San Ramon, Calif. (October 30, 2018) – Highlighting City Center Bishop Ranch’s identity as a unique East Bay destination, Sunset Development Company has initiated a revolving public art program that celebrates the East Bay’s cultural diversity by featuring local artists whose works have boldly interpreted and brought to life the cultural richness of the region.
Titled “The Slate,” the art program is a dramatic complement to the dazzling urban architecture of the new center, designed by the internationally famed Renzo Piano Building Workshop.
“City Center is an exciting new presence in San Ramon,” said Alexander Mehran, Jr., president and chief operating officer of Sunset Development. “It offers a special experience for every visitor—and we’re building on that through an art program that celebrates some of the East Bay’s boldest voices in art and design alongside City Center’s top-tier shops and restaurants.”
The inaugural installment of The Slate features oversized banners affixed in front of the City Center facade, a striking structure of corrugated metal panels that create an open, airy, inviting ambience.
Collectively, the banners create a visually fascinating display of works by the first four prominent Northern California artists whose pieces were specially curated for The Slate’s debut.
The featured artists are:
The late painter Joan Brown was the only young female artist in the Bay Area Figurative Movement, and her work is considered to be among the most important contributions to the mid-20th Century art movement. Begun in San Francisco in 1950, the Bay Area Figurative Movement consisted of artists who moved away from the styles of the Abstract Expressionists. She produced what is considered her most mature work from 1955 to 1965. Brown, a San Francisco native born in 1938, attended the California School of Fine Art (now the San Francisco Art Institute).
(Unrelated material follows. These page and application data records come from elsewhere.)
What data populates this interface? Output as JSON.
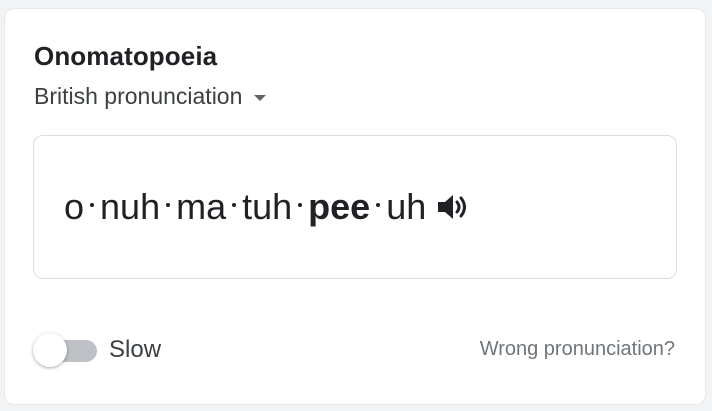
{
  "card": {
    "title": "Onomatopoeia",
    "pronunciation_select": {
      "selected": "British pronunciation"
    },
    "phonetic": {
      "syllables": [
        {
          "text": "o",
          "stressed": false
        },
        {
          "text": "nuh",
          "stressed": false
        },
        {
          "text": "ma",
          "stressed": false
        },
        {
          "text": "tuh",
          "stressed": false
        },
        {
          "text": "pee",
          "stressed": true
        },
        {
          "text": "uh",
          "stressed": false
        }
      ],
      "speaker_icon": "speaker-icon"
    },
    "slow_toggle": {
      "label": "Slow",
      "on": false
    },
    "wrong_pronunciation_link": "Wrong pronunciation?"
  },
  "colors": {
    "text_primary": "#202124",
    "text_secondary": "#70757a",
    "border": "#dadce0",
    "toggle_track_off": "#bdc1c6"
  }
}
Richard Diebenkorn, who lived in San Francisco from the age of 2, was an immensely talented and renowned painter and printmaker who also played a seminal role in the Bay Area Figurative Movement of the 1950s and 1960s. Diebenkorn, who passed away in 1993, was admired for his early work with abstract expressionism and later, for his extensive series of geometric, lyrical abstract paintings.
Raymond Saunders is a painter acclaimed for his abstract mixed-media paintings that include collage elements and found text with sociopolitical undertones. His paintings blend figuration with gestural and calligraphic abstraction inspired by improvisational jazz and the work of artists such as Cy Twombly and Robert Rauschenberg. Saunders, who was born in 1934 and lives in Oakland, is also admired for his careful draftsmanship, sculpture, installation and curatorial work.
Paul Wonner was another prominent figure in the Bay Area Figurative Movement. Wonner, who died in 2008, was renowned for still life paintings, landscapes and figures featuring the vigorous brushstrokes and dynamic compositions of Abstract Expressionism. Wonner’s works today are held in the collections of the Smithsonian American Art Museum in Washington, D.C., the San Francisco Museum of Modern Art, and the Solomon R. Guggenheim Museum in New York, among others.
“We view The Slate Art Program, and City Center itself, as an important new means of enriching the East Bay community by weaving together culture, civic life and commerce,” Mehran said. “In the future, we plan to create 2-D and 3-D installations that showcase the East Bay’s outstanding innovations in science and technology, as well as its culinary and wine culture, our nationally recognized theater companies, and the renowned musicians and athletes who have proudly made the East Bay their home.”
To bring The Slate to fruition, Sunset Development commissioned Vanderbyl Design to curate the artwork, design the banners and create the vivid graphics that announce City Center and regional events of interest to the broader community. Ultimately, The Slate is designed to engage, educate and inspire by layering a collective artistic experience onto an exciting retail, dining and entertainment experience.
For more information about The Slate and City Center Bishop Ranch’s stores, restaurants and community events, visit www.citycenterbishopranch.com.
About City Center Bishop Ranch
City Center Bishop Ranch is a reinvention of the suburban shopping center model in which community, culture and commerce converge. Located in the heart of Bishop Ranch, City Center Bishop Ranch features 300,000 square feet of visionary downtown retail, dining and entertainment experiences, and will be anchored by THE LOT, a 10-screen luxury cinema, and Equinox, a luxury whole-body personal fitness, training and yoga center.